EXERCISE OBJECTIVE: Restate the data below, keeping every line the same.

RECORDED DATA:
[Start of Attachment]

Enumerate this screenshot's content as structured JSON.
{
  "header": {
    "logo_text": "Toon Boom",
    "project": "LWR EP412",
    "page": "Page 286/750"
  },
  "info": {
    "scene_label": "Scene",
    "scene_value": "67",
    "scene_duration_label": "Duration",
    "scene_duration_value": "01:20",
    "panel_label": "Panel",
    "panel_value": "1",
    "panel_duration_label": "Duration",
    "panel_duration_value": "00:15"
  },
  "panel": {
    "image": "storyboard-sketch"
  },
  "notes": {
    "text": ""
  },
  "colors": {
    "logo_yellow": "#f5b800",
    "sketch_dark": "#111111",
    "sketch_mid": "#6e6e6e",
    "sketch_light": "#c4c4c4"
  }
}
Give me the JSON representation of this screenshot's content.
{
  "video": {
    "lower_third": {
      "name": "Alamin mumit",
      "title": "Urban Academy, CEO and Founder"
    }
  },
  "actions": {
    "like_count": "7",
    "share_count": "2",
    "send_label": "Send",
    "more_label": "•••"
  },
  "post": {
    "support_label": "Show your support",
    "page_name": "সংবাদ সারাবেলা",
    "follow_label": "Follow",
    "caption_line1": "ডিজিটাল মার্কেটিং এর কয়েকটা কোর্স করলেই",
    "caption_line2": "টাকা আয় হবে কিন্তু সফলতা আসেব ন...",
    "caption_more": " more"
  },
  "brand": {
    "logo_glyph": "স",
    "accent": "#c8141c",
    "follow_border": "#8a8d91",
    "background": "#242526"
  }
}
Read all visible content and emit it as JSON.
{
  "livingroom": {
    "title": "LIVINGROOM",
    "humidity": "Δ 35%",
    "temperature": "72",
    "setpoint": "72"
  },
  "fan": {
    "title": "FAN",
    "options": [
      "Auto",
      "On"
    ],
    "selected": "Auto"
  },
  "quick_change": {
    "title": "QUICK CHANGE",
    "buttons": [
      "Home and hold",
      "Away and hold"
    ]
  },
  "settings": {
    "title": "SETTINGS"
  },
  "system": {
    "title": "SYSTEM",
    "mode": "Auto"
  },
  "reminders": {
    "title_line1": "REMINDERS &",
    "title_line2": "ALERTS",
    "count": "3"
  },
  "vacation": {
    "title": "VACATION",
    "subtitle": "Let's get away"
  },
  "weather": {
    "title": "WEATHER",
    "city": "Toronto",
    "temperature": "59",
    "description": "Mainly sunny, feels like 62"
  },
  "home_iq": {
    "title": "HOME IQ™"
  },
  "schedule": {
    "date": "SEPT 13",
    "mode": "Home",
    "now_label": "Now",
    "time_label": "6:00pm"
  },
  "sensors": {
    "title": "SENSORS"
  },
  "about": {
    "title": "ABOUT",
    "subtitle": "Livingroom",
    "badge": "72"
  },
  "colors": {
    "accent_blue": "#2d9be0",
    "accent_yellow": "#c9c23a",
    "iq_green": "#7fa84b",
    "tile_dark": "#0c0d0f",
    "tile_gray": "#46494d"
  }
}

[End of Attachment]

EXPECTED ANSWER:
Enumerate this screenshot's content as structured JSON.
{
  "header": {
    "logo_text": "Toon Boom",
    "project": "LWR EP412",
    "page": "Page 286/750"
  },
  "info": {
    "scene_label": "Scene",
    "scene_value": "67",
    "scene_duration_label": "Duration",
    "scene_duration_value": "01:20",
    "panel_label": "Panel",
    "panel_value": "1",
    "panel_duration_label": "Duration",
    "panel_duration_value": "00:15"
  },
  "panel": {
    "image": "storyboard-sketch"
  },
  "notes": {
    "text": ""
  },
  "colors": {
    "logo_yellow": "#f5b800",
    "sketch_dark": "#111111",
    "sketch_mid": "#6e6e6e",
    "sketch_light": "#c4c4c4"
  }
}
Give me the JSON representation of this screenshot's content.
{
  "video": {
    "lower_third": {
      "name": "Alamin mumit",
      "title": "Urban Academy, CEO and Founder"
    }
  },
  "actions": {
    "like_count": "7",
    "share_count": "2",
    "send_label": "Send",
    "more_label": "•••"
  },
  "post": {
    "support_label": "Show your support",
    "page_name": "সংবাদ সারাবেলা",
    "follow_label": "Follow",
    "caption_line1": "ডিজিটাল মার্কেটিং এর কয়েকটা কোর্স করলেই",
    "caption_line2": "টাকা আয় হবে কিন্তু সফলতা আসেব ন...",
    "caption_more": " more"
  },
  "brand": {
    "logo_glyph": "স",
    "accent": "#c8141c",
    "follow_border": "#8a8d91",
    "background": "#242526"
  }
}
Read all visible content and emit it as JSON.
{
  "livingroom": {
    "title": "LIVINGROOM",
    "humidity": "Δ 35%",
    "temperature": "72",
    "setpoint": "72"
  },
  "fan": {
    "title": "FAN",
    "options": [
      "Auto",
      "On"
    ],
    "selected": "Auto"
  },
  "quick_change": {
    "title": "QUICK CHANGE",
    "buttons": [
      "Home and hold",
      "Away and hold"
    ]
  },
  "settings": {
    "title": "SETTINGS"
  },
  "system": {
    "title": "SYSTEM",
    "mode": "Auto"
  },
  "reminders": {
    "title_line1": "REMINDERS &",
    "title_line2": "ALERTS",
    "count": "3"
  },
  "vacation": {
    "title": "VACATION",
    "subtitle": "Let's get away"
  },
  "weather": {
    "title": "WEATHER",
    "city": "Toronto",
    "temperature": "59",
    "description": "Mainly sunny, feels like 62"
  },
  "home_iq": {
    "title": "HOME IQ™"
  },
  "schedule": {
    "date": "SEPT 13",
    "mode": "Home",
    "now_label": "Now",
    "time_label": "6:00pm"
  },
  "sensors": {
    "title": "SENSORS"
  },
  "about": {
    "title": "ABOUT",
    "subtitle": "Livingroom",
    "badge": "72"
  },
  "colors": {
    "accent_blue": "#2d9be0",
    "accent_yellow": "#c9c23a",
    "iq_green": "#7fa84b",
    "tile_dark": "#0c0d0f",
    "tile_gray": "#46494d"
  }
}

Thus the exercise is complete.